Did you succeed? First you need the subject, "the boy." In the present tense in Hebrew, the verb is determined by the number and gender of the subject. Here we have one boy.
"the boy"
Then you need to add the verb, "the boy loves."
This verb will be conjugated in masculine singular for "the boy." That's אוהב
"love (masculine, singular)"
הילד אוהב
ha-yeled ohev
"the boy loves"
Finally, you add the object. Altogether, "the boy loves dogs."
הילד אוהב כלבים
Ha-yeled ohev k'lavim.
"The boy loves dogs."
How to Form Negative Sentences in Hebrew
But what if you're not a dog lover, and you want to express that in Hebrew?
Forming the negative in Hebrew is very easy.
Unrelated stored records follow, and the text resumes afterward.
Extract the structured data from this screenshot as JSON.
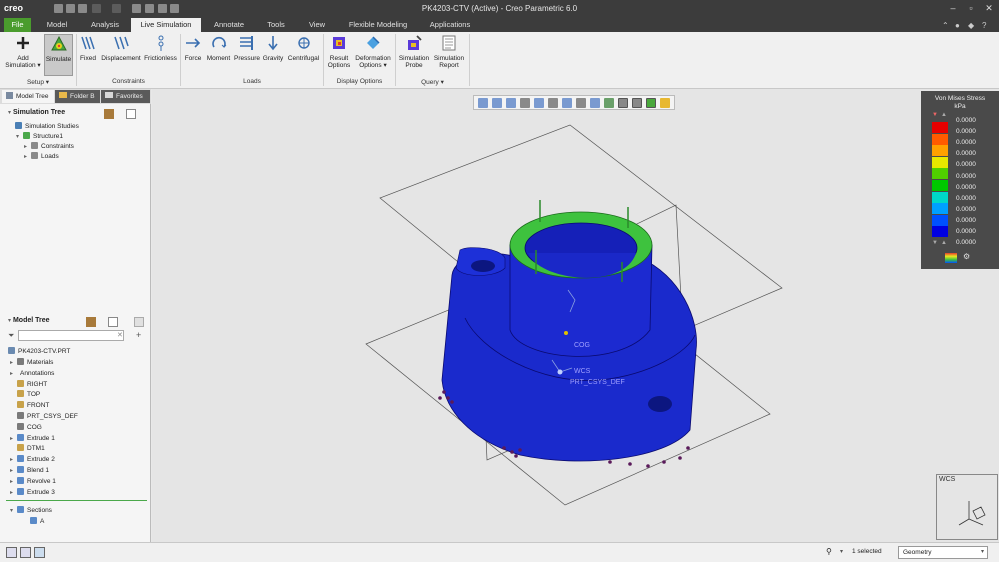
{
  "app": {
    "logo": "creo",
    "title": "PK4203-CTV (Active) - Creo Parametric 6.0"
  },
  "tabs": [
    "File",
    "Model",
    "Analysis",
    "Live Simulation",
    "Annotate",
    "Tools",
    "View",
    "Flexible Modeling",
    "Applications"
  ],
  "active_tab": "Live Simulation",
  "ribbon": {
    "add_simulation": [
      "Add",
      "Simulation ▾"
    ],
    "simulate": "Simulate",
    "fixed": "Fixed",
    "displacement": "Displacement",
    "frictionless": "Frictionless",
    "force": "Force",
    "moment": "Moment",
    "pressure": "Pressure",
    "gravity": "Gravity",
    "centrifugal": "Centrifugal",
    "result_options": [
      "Result",
      "Options"
    ],
    "deformation_options": [
      "Deformation",
      "Options ▾"
    ],
    "simulation_probe": [
      "Simulation",
      "Probe"
    ],
    "simulation_report": [
      "Simulation",
      "Report"
    ],
    "groups": {
      "setup": "Setup ▾",
      "constraints": "Constraints",
      "loads": "Loads",
      "display_options": "Display Options",
      "query": "Query ▾"
    }
  },
  "nav_tabs": [
    "Model Tree",
    "Folder B",
    "Favorites"
  ],
  "simulation_tree": {
    "title": "Simulation Tree",
    "items": [
      {
        "label": "Simulation Studies",
        "indent": 0,
        "expander": "",
        "icon_color": "#4a7fb5"
      },
      {
        "label": "Structure1",
        "indent": 1,
        "expander": "▾",
        "icon_color": "#4aa84a"
      },
      {
        "label": "Constraints",
        "indent": 2,
        "expander": "▸",
        "icon_color": "#8a8a8a"
      },
      {
        "label": "Loads",
        "indent": 2,
        "expander": "▸",
        "icon_color": "#8a8a8a"
      }
    ]
  },
  "model_tree": {
    "title": "Model Tree",
    "root": "PK4203-CTV.PRT",
    "items": [
      {
        "label": "Materials",
        "expander": "▸",
        "icon_color": "#7a7a7a"
      },
      {
        "label": "Annotations",
        "expander": "▸",
        "icon_color": ""
      },
      {
        "label": "RIGHT",
        "expander": "",
        "icon_color": "#c8a24a"
      },
      {
        "label": "TOP",
        "expander": "",
        "icon_color": "#c8a24a"
      },
      {
        "label": "FRONT",
        "expander": "",
        "icon_color": "#c8a24a"
      },
      {
        "label": "PRT_CSYS_DEF",
        "expander": "",
        "icon_color": "#7a7a7a"
      },
      {
        "label": "COG",
        "expander": "",
        "icon_color": "#7a7a7a"
      },
      {
        "label": "Extrude 1",
        "expander": "▸",
        "icon_color": "#5a8ac8"
      },
      {
        "label": "DTM1",
        "expander": "",
        "icon_color": "#c8a24a"
      },
      {
        "label": "Extrude 2",
        "expander": "▸",
        "icon_color": "#5a8ac8"
      },
      {
        "label": "Blend 1",
        "expander": "▸",
        "icon_color": "#5a8ac8"
      },
      {
        "label": "Revolve 1",
        "expander": "▸",
        "icon_color": "#5a8ac8"
      },
      {
        "label": "Extrude 3",
        "expander": "▸",
        "icon_color": "#5a8ac8"
      }
    ],
    "sections_label": "Sections",
    "sections_item": "A"
  },
  "legend": {
    "title": "Von Mises Stress",
    "unit": "kPa",
    "colors": [
      "#e60000",
      "#ff5a00",
      "#ffa000",
      "#e8e800",
      "#50d000",
      "#00c800",
      "#00d8c8",
      "#00a0ff",
      "#0050ff",
      "#0000e0"
    ],
    "values": [
      "0.0000",
      "0.0000",
      "0.0000",
      "0.0000",
      "0.0000",
      "0.0000",
      "0.0000",
      "0.0000",
      "0.0000",
      "0.0000",
      "0.0000",
      "0.0000"
    ]
  },
  "viewport_labels": {
    "wcs_inset": "WCS",
    "cog": "COG",
    "wcs": "WCS",
    "prt_csys": "PRT_CSYS_DEF"
  },
  "status": {
    "selected": "1 selected",
    "filter_value": "Geometry"
  }
}
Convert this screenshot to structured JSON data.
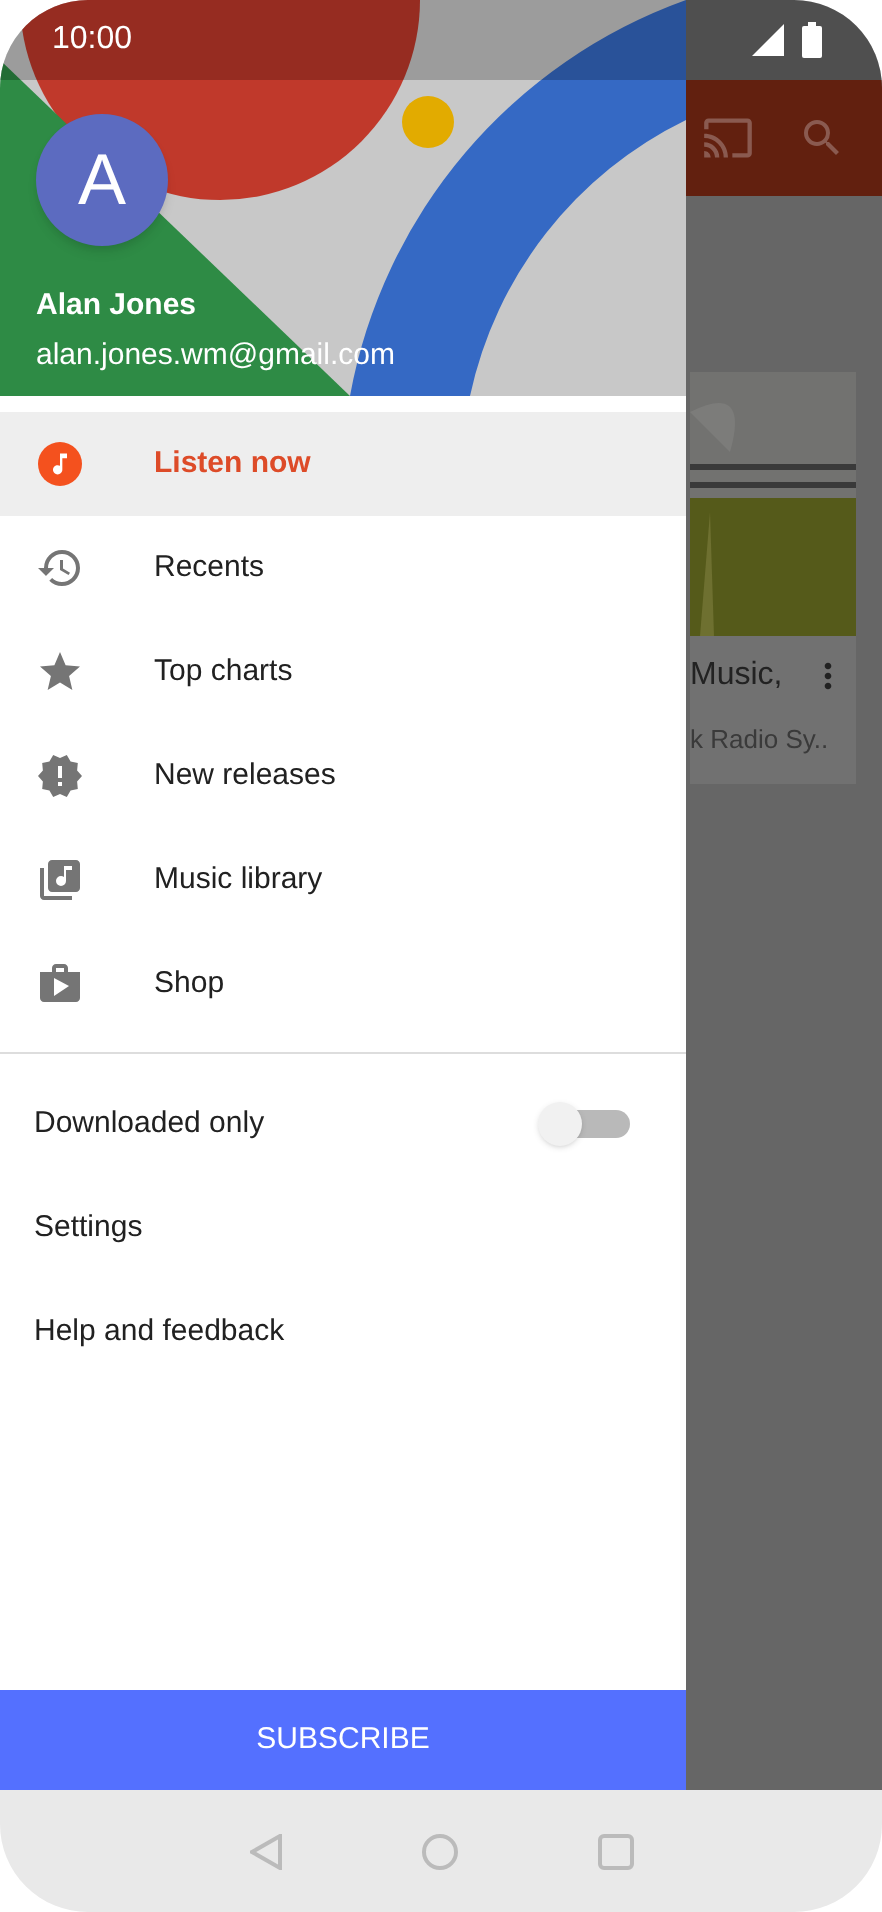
{
  "status_bar": {
    "time": "10:00"
  },
  "account": {
    "initial": "A",
    "name": "Alan Jones",
    "email": "alan.jones.wm@gmail.com"
  },
  "nav_items": [
    {
      "label": "Listen now",
      "selected": true,
      "kind": "listen"
    },
    {
      "label": "Recents",
      "selected": false,
      "kind": "recents"
    },
    {
      "label": "Top charts",
      "selected": false,
      "kind": "charts"
    },
    {
      "label": "New releases",
      "selected": false,
      "kind": "releases"
    },
    {
      "label": "Music library",
      "selected": false,
      "kind": "library"
    },
    {
      "label": "Shop",
      "selected": false,
      "kind": "shop"
    }
  ],
  "downloaded_only": {
    "label": "Downloaded only",
    "on": false
  },
  "links": [
    "Settings",
    "Help and feedback"
  ],
  "subscribe_button": "SUBSCRIBE",
  "background_card": {
    "title": "Music,",
    "subtitle": "k Radio Sy.."
  }
}
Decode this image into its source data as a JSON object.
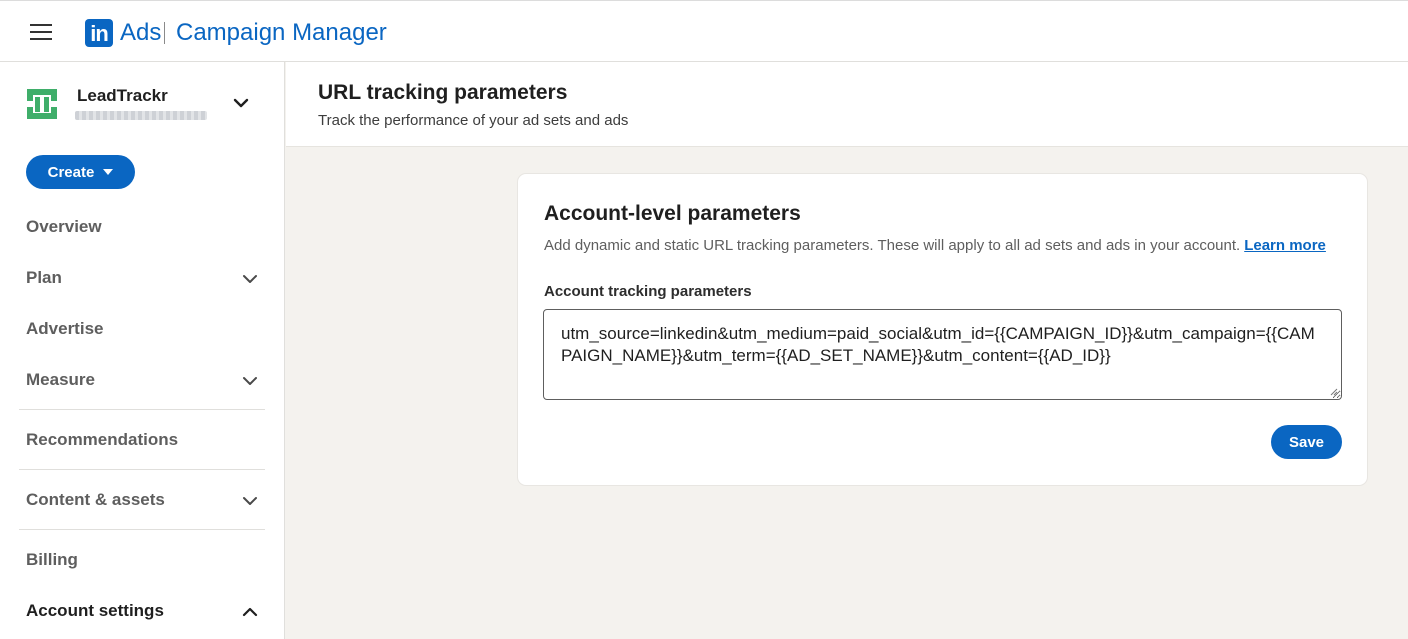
{
  "app": {
    "brand_short": "in",
    "brand_product": "Ads",
    "brand_title": "Campaign Manager",
    "accent_color": "#0a66c2"
  },
  "account": {
    "name": "LeadTrackr",
    "logo_color": "#3fae6a"
  },
  "sidebar": {
    "create_label": "Create",
    "items": [
      {
        "label": "Overview",
        "has_chevron": false
      },
      {
        "label": "Plan",
        "has_chevron": true,
        "chevron": "chevron-down-icon"
      },
      {
        "label": "Advertise",
        "has_chevron": false
      },
      {
        "label": "Measure",
        "has_chevron": true,
        "chevron": "chevron-down-icon"
      },
      {
        "label": "Recommendations",
        "has_chevron": false
      },
      {
        "label": "Content & assets",
        "has_chevron": true,
        "chevron": "chevron-down-icon"
      },
      {
        "label": "Billing",
        "has_chevron": false
      },
      {
        "label": "Account settings",
        "has_chevron": true,
        "chevron": "chevron-up-icon",
        "expanded": true
      }
    ]
  },
  "header": {
    "title": "URL tracking parameters",
    "subtitle": "Track the performance of your ad sets and ads"
  },
  "card": {
    "title": "Account-level parameters",
    "description": "Add dynamic and static URL tracking parameters. These will apply to all ad sets and ads in your account.",
    "learn_more": "Learn more",
    "field_label": "Account tracking parameters",
    "field_value": "utm_source=linkedin&utm_medium=paid_social&utm_id={{CAMPAIGN_ID}}&utm_campaign={{CAMPAIGN_NAME}}&utm_term={{AD_SET_NAME}}&utm_content={{AD_ID}}",
    "save_label": "Save"
  }
}
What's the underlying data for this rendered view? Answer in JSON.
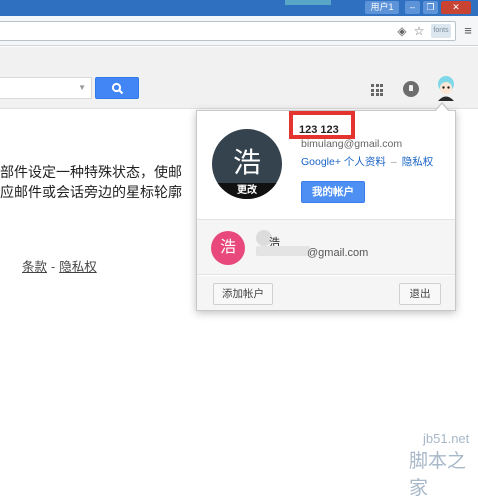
{
  "titlebar": {
    "user_label": "用户1",
    "minimize": "–",
    "restore": "❐",
    "close": "✕"
  },
  "addressbar": {
    "extension_label": "fonts",
    "menu_glyph": "≡"
  },
  "googlebar": {
    "search_value": ""
  },
  "content": {
    "line1": "部件设定一种特殊状态，使邮",
    "line2": "应邮件或会话旁边的星标轮廓",
    "footer_terms": "条款",
    "footer_sep": " - ",
    "footer_privacy": "隐私权"
  },
  "popup": {
    "avatar_char": "浩",
    "avatar_change": "更改",
    "name": "123 123",
    "email": "bimulang@gmail.com",
    "link_profile": "Google+ 个人资料",
    "link_sep": "–",
    "link_privacy": "隐私权",
    "my_account_button": "我的帐户",
    "other_account": {
      "avatar_char": "浩",
      "name": "浩",
      "email": "@gmail.com"
    },
    "add_account_button": "添加帐户",
    "signout_button": "退出"
  },
  "watermark": {
    "line1": "jb51.net",
    "line2": "脚本之家"
  },
  "colors": {
    "accent_blue": "#4285f4",
    "title_blue": "#2f71c0",
    "highlight_red": "#e3342f",
    "avatar_dark": "#35434f",
    "avatar_pink": "#e8487c"
  }
}
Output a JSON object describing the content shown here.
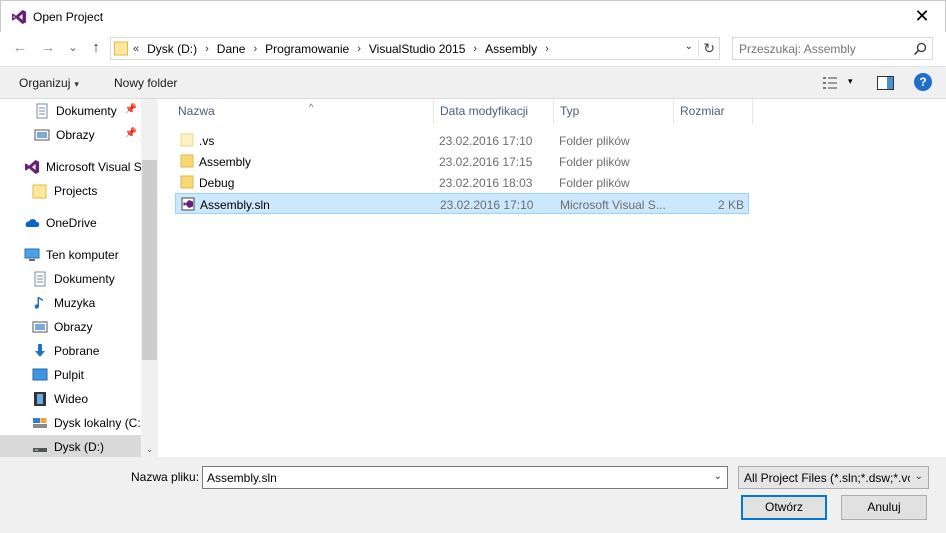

You just need to know one word.
To make the sentence negative, you add this word before the verb.
אני לא אוהבת כלבים.
Ani lo ohevet k'lavim.
"I don't love (feminine, singular) dogs."
How to Form Questions in Hebrew
Great! Now that you know how to make a sentence in Hebrew and you know how to say it in the negative. Next, we're going to teach you one more thing. How to ask a question in Hebrew.
This is really difficult... are you ready for this?
You don't have to change a word in the sentence. To ask a question in Hebrew, you change how you say the words in the sentence. Lets hear "The boy loves dogs?" as a question.
הילד אוהב כלבים?
Ha-yeled ohev k'lavim?
"Does the boy love dogs?"
Let's hear the difference between the normal sentence and the question.
: The normal sentence is: הילד אוהב כלבים
The question is: הילד אוהב כלבים?
Ha-yeled ohev k'lavim.
"The boy loves dogs."
Ha-yeled ohev k'lavim?
"Does the boy love dogs?"
The formal way to ask this as a question is to add a word to the beginning of the sentence. But this way is not used very often in speech.
You say האם before the rest of the sentence.
האם הילד אוהב כלבים?
"if? (does?)"
Ha-im ha-yeled ohev k'lavim?
"Does the boy love dogs?"
If you want to ask "who loves dogs," you replace the subject with the word for "who."
That word is מי.
מי אוהב כלבים?
Mi ohev k'lavim?
"Who loves dogs?"
Well done! Let's wrap up this lesson by recapping what we've learned.
In this lesson, you learned that Hebrew sentences are formed using a subject, verb, object, or "SVO" word order, just like in English.
Secondly, you learned how to make a sentence negative by adding one word before the verb.
Lastly, you learned that asking questions in Hebrew is easy because you only have to change the way you say the sentence to ask a question.
We've covered only the very basics of Hebrew grammar. If you're interested in learning more, check out our "Hebrew in 3 minutes" video series. In that course, we teach you useful phrases while covering the fundamentals of Hebrew grammar, and each lesson is only 3 minutes long!
In the next lesson, we'll introduce you to the basics of Hebrew writing.
See you in the next lesson. Bye!